UK battery company Britishvolt has received £100 million in government backing for its planned gigafactory in North East England.

Britishvolt also announced backing from investors Tritax and Abrdn, that should unlock a further £1.7bn in private funding in a project with a £4bn budget.

Once complete, the factory will produce batteries for over 300,000 electric vehicles each year, significantly “supporting the UK automotive industry’s transition to a zero emissions future” while creating 3,000 direct skilled jobs and another 5,000 indirect jobs in the wider supply chain.

Kwasi Kwarteng Business Secretary said, “Britishvolt’s planned gigafactory will not only enable the UK to fully capture the benefits of a booming electric vehicle market, but will bring thousands of highly-skilled, well-paid jobs to the North East.

“In this global race between countries to secure vital battery production, this government is proud to make the investment necessary to ensure the UK retains its place as one of the best locations in the world for auto manufacturing.”

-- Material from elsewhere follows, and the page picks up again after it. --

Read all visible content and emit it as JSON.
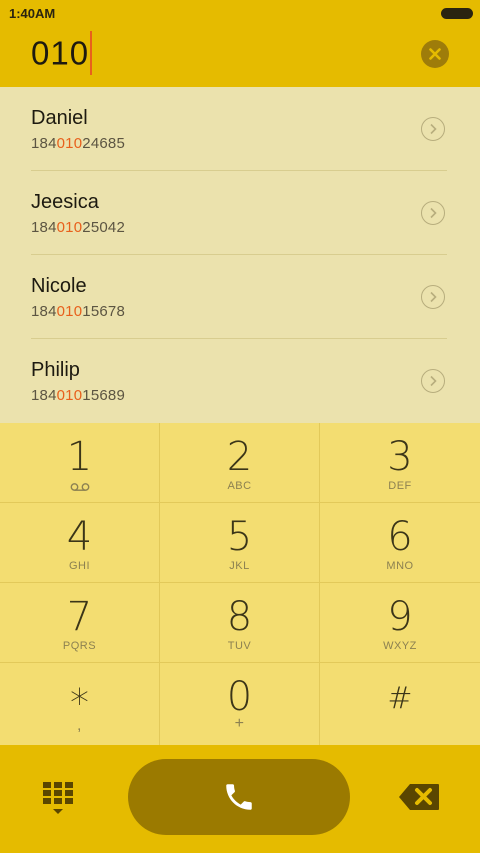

Britishvolt also confirmed it has entered into a two-year, multi-million pound agreement with the UK Battery Industrialisation Centre (UKBIC), to develop, assemble and manufacture its next generation sample cells for mass production and commercialisation.

Coventry-based UKBIC is a national battery manufacturing development facility providing battery manufacturing scale-up.

Graham Hoare, President of Global Operations, Britishvolt, says, “UKBIC is an essential ingredient in Britishvolt’s accelerated roadmap to market, providing a platform and environment that delivers high quality development cells in a time period that would be almost impossible in other territories. We are extremely pleased with the service offered by UKBIC and the promising results we’re seeing. By working with our customers early we can offer flexibility and specific attributes linked to their application requirements. This is a vital USP and signals that the age of “off the peg” battery production is no longer suitable for all.”